Restate every line below word for word, but drop each picture.

[Data excerpts]
━━━━━━

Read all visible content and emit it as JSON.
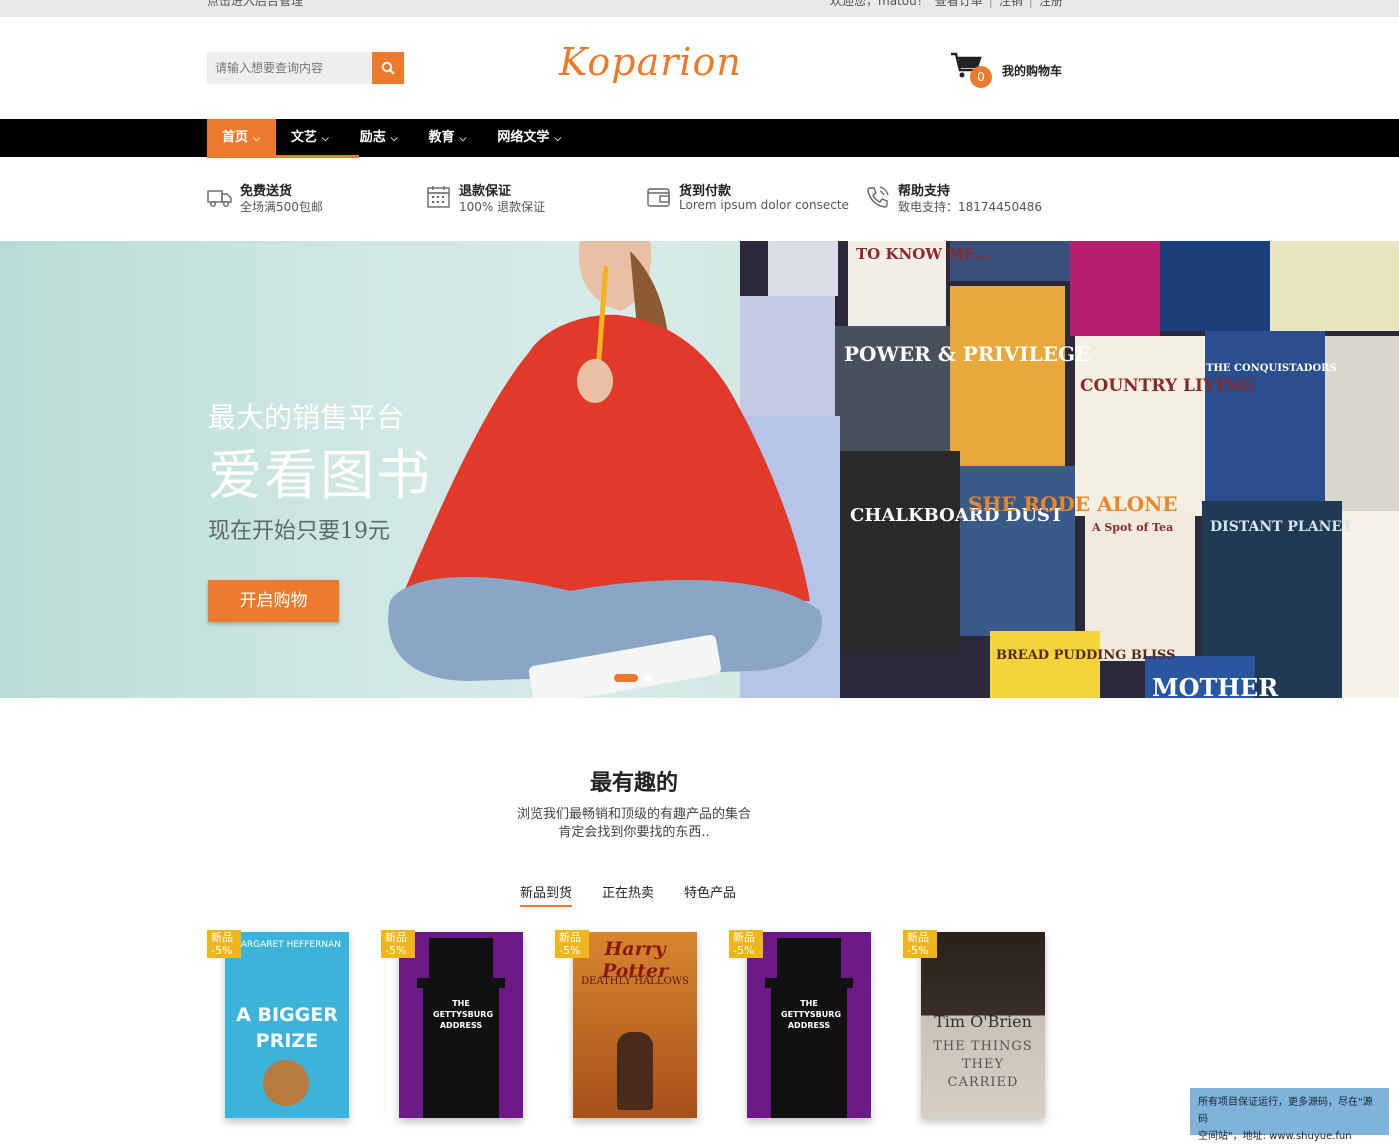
{
  "topbar": {
    "left_text": "点击进入后台管理",
    "welcome": "欢迎您，matou！",
    "links": [
      "查看订单",
      "注销",
      "注册"
    ],
    "separator": "|"
  },
  "search": {
    "placeholder": "请输入想要查询内容",
    "icon": "search-icon"
  },
  "logo": {
    "text": "Koparion"
  },
  "cart": {
    "count": "0",
    "label": "我的购物车",
    "icon": "cart-icon"
  },
  "nav": {
    "items": [
      {
        "label": "首页"
      },
      {
        "label": "文艺"
      },
      {
        "label": "励志"
      },
      {
        "label": "教育"
      },
      {
        "label": "网络文学"
      }
    ]
  },
  "services": [
    {
      "icon": "truck-icon",
      "title": "免费送货",
      "desc": "全场满500包邮"
    },
    {
      "icon": "calendar-icon",
      "title": "退款保证",
      "desc": "100% 退款保证"
    },
    {
      "icon": "wallet-icon",
      "title": "货到付款",
      "desc": "Lorem ipsum dolor consecte"
    },
    {
      "icon": "phone-icon",
      "title": "帮助支持",
      "desc": "致电支持：18174450486"
    }
  ],
  "hero": {
    "line1": "最大的销售平台",
    "line2": "爱看图书",
    "line3": "现在开始只要19元",
    "button": "开启购物",
    "book_titles": [
      "TO KNOW ME…",
      "POWER & PRIVILEGE",
      "COUNTRY LIVING",
      "THE CONQUISTADORS",
      "CHALKBOARD DUST",
      "SHE RODE ALONE",
      "A Spot of Tea",
      "DISTANT PLANET",
      "BREAD PUDDING BLISS",
      "MOTHER"
    ]
  },
  "section": {
    "title": "最有趣的",
    "subtitle1": "浏览我们最畅销和顶级的有趣产品的集合",
    "subtitle2": "肯定会找到你要找的东西..",
    "tabs": [
      "新品到货",
      "正在热卖",
      "特色产品"
    ]
  },
  "products": [
    {
      "badge": "新品",
      "discount": "-5%",
      "title": "A BIGGER PRIZE",
      "author": "MARGARET HEFFERNAN",
      "color": "#3cb4d9"
    },
    {
      "badge": "新品",
      "discount": "-5%",
      "title": "THE GETTYSBURG ADDRESS",
      "author": "",
      "color": "#6b1a86"
    },
    {
      "badge": "新品",
      "discount": "-5%",
      "title": "Harry Potter",
      "author": "DEATHLY HALLOWS",
      "color": "#c86a22"
    },
    {
      "badge": "新品",
      "discount": "-5%",
      "title": "THE GETTYSBURG ADDRESS",
      "author": "",
      "color": "#6b1a86"
    },
    {
      "badge": "新品",
      "discount": "-5%",
      "title": "Tim O'Brien",
      "author": "THE THINGS THEY CARRIED",
      "color": "#3a2e27"
    }
  ],
  "watermark": {
    "line1": "所有项目保证运行，更多源码，尽在\"源码",
    "line2": "空间站\"，地址: www.shuyue.fun"
  },
  "colors": {
    "accent": "#ec7a2c",
    "nav_bg": "#000000",
    "badge": "#f1b51c"
  }
}
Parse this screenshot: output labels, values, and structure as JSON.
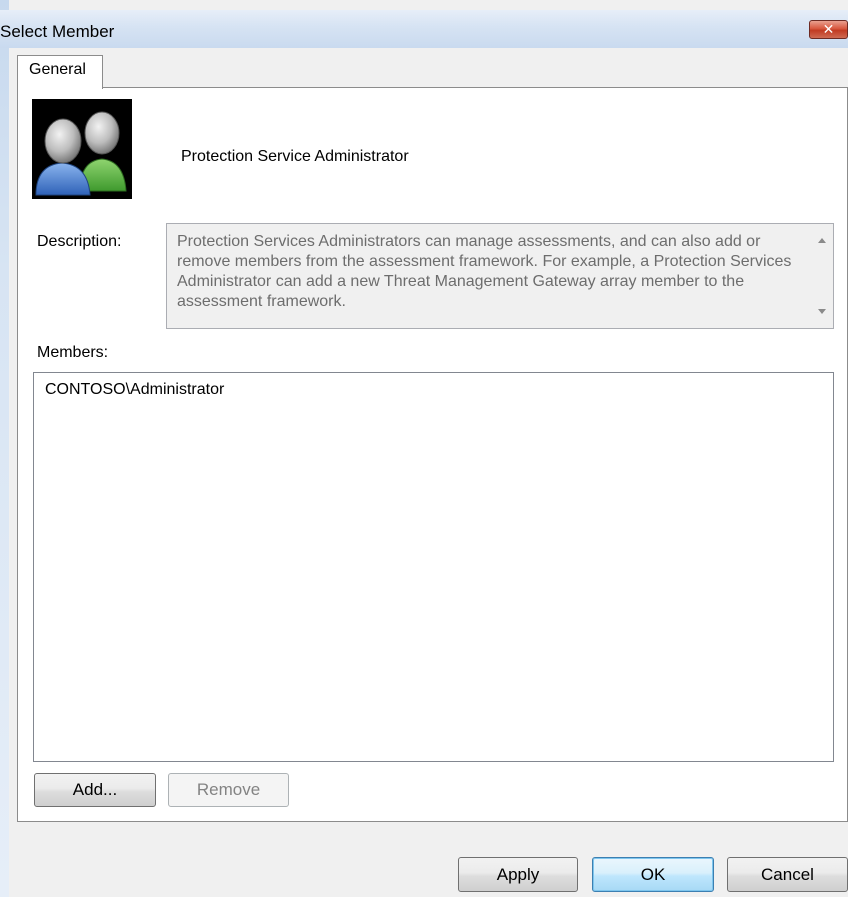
{
  "window": {
    "title": "Select Member",
    "close_glyph": "✕"
  },
  "tabs": [
    {
      "label": "General",
      "selected": true
    }
  ],
  "group": {
    "icon": "users-icon",
    "name": "Protection Service Administrator"
  },
  "description": {
    "label": "Description:",
    "text": "Protection Services Administrators can manage assessments, and can also add or remove members from the assessment framework. For example, a Protection Services Administrator can add a new Threat Management Gateway array member to the assessment framework."
  },
  "members": {
    "label": "Members:",
    "items": [
      "CONTOSO\\Administrator"
    ]
  },
  "buttons": {
    "add": "Add...",
    "remove": "Remove",
    "apply": "Apply",
    "ok": "OK",
    "cancel": "Cancel"
  }
}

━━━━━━

_Task answer_:
Read all visible content and emit it as JSON.
{
  "topbar": {
    "left_text": "点击进入后台管理",
    "welcome": "欢迎您，matou！",
    "links": [
      "查看订单",
      "注销",
      "注册"
    ],
    "separator": "|"
  },
  "search": {
    "placeholder": "请输入想要查询内容",
    "icon": "search-icon"
  },
  "logo": {
    "text": "Koparion"
  },
  "cart": {
    "count": "0",
    "label": "我的购物车",
    "icon": "cart-icon"
  },
  "nav": {
    "items": [
      {
        "label": "首页"
      },
      {
        "label": "文艺"
      },
      {
        "label": "励志"
      },
      {
        "label": "教育"
      },
      {
        "label": "网络文学"
      }
    ]
  },
  "services": [
    {
      "icon": "truck-icon",
      "title": "免费送货",
      "desc": "全场满500包邮"
    },
    {
      "icon": "calendar-icon",
      "title": "退款保证",
      "desc": "100% 退款保证"
    },
    {
      "icon": "wallet-icon",
      "title": "货到付款",
      "desc": "Lorem ipsum dolor consecte"
    },
    {
      "icon": "phone-icon",
      "title": "帮助支持",
      "desc": "致电支持：18174450486"
    }
  ],
  "hero": {
    "line1": "最大的销售平台",
    "line2": "爱看图书",
    "line3": "现在开始只要19元",
    "button": "开启购物",
    "book_titles": [
      "TO KNOW ME…",
      "POWER & PRIVILEGE",
      "COUNTRY LIVING",
      "THE CONQUISTADORS",
      "CHALKBOARD DUST",
      "SHE RODE ALONE",
      "A Spot of Tea",
      "DISTANT PLANET",
      "BREAD PUDDING BLISS",
      "MOTHER"
    ]
  },
  "section": {
    "title": "最有趣的",
    "subtitle1": "浏览我们最畅销和顶级的有趣产品的集合",
    "subtitle2": "肯定会找到你要找的东西..",
    "tabs": [
      "新品到货",
      "正在热卖",
      "特色产品"
    ]
  },
  "products": [
    {
      "badge": "新品",
      "discount": "-5%",
      "title": "A BIGGER PRIZE",
      "author": "MARGARET HEFFERNAN",
      "color": "#3cb4d9"
    },
    {
      "badge": "新品",
      "discount": "-5%",
      "title": "THE GETTYSBURG ADDRESS",
      "author": "",
      "color": "#6b1a86"
    },
    {
      "badge": "新品",
      "discount": "-5%",
      "title": "Harry Potter",
      "author": "DEATHLY HALLOWS",
      "color": "#c86a22"
    },
    {
      "badge": "新品",
      "discount": "-5%",
      "title": "THE GETTYSBURG ADDRESS",
      "author": "",
      "color": "#6b1a86"
    },
    {
      "badge": "新品",
      "discount": "-5%",
      "title": "Tim O'Brien",
      "author": "THE THINGS THEY CARRIED",
      "color": "#3a2e27"
    }
  ],
  "watermark": {
    "line1": "所有项目保证运行，更多源码，尽在\"源码",
    "line2": "空间站\"，地址: www.shuyue.fun"
  },
  "colors": {
    "accent": "#ec7a2c",
    "nav_bg": "#000000",
    "badge": "#f1b51c"
  }
}
Parse this screenshot: output labels, values, and structure as JSON.
{
  "window": {
    "title": "Select Member",
    "close_glyph": "✕"
  },
  "tabs": [
    {
      "label": "General",
      "selected": true
    }
  ],
  "group": {
    "icon": "users-icon",
    "name": "Protection Service Administrator"
  },
  "description": {
    "label": "Description:",
    "text": "Protection Services Administrators can manage assessments, and can also add or remove members from the assessment framework. For example, a Protection Services Administrator can add a new Threat Management Gateway array member to the assessment framework."
  },
  "members": {
    "label": "Members:",
    "items": [
      "CONTOSO\\Administrator"
    ]
  },
  "buttons": {
    "add": "Add...",
    "remove": "Remove",
    "apply": "Apply",
    "ok": "OK",
    "cancel": "Cancel"
  }
}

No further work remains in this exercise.